[Records drawn from a dataset]
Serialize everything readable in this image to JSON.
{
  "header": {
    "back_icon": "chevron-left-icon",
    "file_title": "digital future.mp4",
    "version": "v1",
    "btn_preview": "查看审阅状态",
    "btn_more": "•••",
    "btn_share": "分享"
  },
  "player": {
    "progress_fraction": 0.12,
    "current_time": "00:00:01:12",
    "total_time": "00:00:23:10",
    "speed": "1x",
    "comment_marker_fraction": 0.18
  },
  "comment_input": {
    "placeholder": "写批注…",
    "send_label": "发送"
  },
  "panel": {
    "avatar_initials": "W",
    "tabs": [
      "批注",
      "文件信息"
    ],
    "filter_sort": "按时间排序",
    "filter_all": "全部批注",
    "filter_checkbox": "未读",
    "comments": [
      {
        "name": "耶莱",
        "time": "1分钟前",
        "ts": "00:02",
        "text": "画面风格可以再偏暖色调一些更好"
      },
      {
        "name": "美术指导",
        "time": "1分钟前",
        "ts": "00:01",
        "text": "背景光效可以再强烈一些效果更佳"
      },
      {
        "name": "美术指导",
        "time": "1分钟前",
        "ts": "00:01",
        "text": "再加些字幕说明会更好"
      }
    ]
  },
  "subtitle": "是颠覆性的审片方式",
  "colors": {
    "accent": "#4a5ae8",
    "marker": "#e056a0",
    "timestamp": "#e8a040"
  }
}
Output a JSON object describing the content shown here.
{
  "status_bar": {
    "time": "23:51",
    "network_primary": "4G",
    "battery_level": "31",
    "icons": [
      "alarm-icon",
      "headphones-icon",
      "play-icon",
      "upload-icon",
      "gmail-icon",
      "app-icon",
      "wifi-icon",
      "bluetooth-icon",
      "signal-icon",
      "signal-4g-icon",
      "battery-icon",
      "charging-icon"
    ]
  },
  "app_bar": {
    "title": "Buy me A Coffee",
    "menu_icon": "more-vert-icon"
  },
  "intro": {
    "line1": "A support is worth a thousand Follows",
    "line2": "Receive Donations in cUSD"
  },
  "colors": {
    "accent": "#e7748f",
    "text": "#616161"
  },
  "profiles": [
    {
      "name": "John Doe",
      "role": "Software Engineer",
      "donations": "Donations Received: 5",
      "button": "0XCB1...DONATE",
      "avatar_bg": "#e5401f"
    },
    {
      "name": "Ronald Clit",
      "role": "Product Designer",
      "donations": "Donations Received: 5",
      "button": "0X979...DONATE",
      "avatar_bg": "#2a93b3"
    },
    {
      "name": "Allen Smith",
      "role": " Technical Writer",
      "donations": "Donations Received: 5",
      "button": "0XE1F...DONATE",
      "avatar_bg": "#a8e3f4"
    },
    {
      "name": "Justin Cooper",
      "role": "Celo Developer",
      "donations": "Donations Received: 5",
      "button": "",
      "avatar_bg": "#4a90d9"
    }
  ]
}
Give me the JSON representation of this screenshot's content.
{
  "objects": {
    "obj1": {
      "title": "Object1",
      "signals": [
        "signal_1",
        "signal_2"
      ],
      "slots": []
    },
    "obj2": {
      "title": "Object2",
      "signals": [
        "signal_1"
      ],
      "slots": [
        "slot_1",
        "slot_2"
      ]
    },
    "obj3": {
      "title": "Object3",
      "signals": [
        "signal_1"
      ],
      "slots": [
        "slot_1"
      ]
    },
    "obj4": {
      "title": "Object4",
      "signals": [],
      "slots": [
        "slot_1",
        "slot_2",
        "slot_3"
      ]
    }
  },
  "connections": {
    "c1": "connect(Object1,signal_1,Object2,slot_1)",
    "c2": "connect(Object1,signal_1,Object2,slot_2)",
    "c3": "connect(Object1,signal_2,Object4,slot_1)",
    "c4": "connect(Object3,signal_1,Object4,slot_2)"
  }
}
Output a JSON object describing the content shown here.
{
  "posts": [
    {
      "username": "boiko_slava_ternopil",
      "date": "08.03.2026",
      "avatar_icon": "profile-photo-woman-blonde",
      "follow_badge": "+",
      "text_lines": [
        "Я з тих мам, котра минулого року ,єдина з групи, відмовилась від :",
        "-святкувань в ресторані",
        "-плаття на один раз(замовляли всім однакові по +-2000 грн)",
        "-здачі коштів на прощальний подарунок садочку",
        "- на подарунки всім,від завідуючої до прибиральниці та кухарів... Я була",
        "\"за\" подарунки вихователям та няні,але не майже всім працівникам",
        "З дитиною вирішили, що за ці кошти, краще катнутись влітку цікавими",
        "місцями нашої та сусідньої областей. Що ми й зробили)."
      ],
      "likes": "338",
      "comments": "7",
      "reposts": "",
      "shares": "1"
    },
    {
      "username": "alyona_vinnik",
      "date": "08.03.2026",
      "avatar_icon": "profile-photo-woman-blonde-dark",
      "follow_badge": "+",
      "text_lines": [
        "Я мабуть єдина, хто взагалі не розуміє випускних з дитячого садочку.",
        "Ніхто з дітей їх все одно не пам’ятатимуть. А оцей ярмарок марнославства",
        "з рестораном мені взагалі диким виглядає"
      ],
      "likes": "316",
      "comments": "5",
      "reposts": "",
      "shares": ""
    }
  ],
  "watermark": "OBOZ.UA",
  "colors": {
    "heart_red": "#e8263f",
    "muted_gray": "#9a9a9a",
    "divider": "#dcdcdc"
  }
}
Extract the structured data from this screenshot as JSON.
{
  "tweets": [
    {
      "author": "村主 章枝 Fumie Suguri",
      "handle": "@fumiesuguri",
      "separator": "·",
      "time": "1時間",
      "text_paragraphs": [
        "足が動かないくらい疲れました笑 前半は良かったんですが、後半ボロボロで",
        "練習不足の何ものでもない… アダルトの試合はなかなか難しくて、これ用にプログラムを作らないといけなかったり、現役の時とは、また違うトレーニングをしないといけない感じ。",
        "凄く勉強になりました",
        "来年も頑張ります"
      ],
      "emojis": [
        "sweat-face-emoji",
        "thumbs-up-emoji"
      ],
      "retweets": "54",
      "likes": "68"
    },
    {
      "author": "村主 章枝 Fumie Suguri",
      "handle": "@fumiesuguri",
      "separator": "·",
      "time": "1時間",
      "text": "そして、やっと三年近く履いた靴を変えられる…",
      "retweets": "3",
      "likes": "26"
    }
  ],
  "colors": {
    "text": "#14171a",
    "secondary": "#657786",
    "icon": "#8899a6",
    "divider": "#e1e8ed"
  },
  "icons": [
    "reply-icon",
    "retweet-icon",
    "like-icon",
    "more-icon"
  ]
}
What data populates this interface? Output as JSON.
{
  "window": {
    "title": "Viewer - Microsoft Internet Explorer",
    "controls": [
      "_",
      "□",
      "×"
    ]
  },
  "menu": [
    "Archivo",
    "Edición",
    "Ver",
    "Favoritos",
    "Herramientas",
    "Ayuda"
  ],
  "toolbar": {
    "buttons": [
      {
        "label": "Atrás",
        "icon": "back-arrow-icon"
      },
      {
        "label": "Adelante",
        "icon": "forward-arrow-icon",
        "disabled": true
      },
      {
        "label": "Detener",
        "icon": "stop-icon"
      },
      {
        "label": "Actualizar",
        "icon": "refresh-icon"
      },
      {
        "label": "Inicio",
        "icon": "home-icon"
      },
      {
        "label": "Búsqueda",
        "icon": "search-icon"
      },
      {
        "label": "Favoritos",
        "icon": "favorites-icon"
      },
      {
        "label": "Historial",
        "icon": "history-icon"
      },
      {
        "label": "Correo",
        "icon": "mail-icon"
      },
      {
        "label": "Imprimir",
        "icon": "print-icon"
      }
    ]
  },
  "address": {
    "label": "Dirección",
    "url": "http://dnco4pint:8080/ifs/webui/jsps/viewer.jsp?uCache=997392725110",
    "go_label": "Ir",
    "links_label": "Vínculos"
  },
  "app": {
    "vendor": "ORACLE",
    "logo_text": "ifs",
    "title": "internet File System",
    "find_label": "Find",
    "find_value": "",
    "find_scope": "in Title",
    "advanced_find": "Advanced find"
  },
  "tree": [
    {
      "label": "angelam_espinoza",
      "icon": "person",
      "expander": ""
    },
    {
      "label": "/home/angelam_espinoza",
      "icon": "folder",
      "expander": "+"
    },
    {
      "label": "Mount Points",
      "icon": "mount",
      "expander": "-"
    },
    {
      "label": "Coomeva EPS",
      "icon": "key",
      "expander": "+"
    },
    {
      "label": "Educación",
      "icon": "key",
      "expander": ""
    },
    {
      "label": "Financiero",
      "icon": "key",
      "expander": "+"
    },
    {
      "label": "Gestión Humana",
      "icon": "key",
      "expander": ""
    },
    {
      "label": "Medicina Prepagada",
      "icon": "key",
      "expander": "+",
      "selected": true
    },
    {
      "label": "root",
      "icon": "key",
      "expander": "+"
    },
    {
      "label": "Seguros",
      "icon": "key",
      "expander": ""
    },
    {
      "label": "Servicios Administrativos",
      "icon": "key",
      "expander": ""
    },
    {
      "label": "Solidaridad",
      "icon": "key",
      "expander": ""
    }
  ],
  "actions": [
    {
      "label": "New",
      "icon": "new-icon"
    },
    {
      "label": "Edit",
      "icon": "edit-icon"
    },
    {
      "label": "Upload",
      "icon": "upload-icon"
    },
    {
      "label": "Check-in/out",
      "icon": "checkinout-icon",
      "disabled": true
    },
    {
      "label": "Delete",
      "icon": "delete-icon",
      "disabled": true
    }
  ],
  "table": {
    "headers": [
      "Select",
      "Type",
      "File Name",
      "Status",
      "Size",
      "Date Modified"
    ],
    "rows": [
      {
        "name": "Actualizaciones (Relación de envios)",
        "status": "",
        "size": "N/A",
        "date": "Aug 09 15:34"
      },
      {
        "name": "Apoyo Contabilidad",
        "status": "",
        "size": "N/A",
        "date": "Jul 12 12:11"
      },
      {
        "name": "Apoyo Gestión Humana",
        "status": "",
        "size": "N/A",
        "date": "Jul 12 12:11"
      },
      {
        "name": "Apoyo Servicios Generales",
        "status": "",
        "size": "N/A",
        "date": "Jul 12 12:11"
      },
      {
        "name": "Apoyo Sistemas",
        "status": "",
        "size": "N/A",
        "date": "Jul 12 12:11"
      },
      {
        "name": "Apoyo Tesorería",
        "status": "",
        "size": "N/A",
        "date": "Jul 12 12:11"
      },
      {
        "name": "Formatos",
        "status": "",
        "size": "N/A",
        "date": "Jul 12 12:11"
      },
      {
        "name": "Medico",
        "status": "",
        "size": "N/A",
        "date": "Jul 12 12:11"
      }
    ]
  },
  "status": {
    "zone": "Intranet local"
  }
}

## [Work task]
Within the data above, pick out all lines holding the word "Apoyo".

## [Solution to the exercise]
        "name": "Apoyo Contabilidad",
        "name": "Apoyo Gestión Humana",
        "name": "Apoyo Servicios Generales",
        "name": "Apoyo Sistemas",
        "name": "Apoyo Tesorería",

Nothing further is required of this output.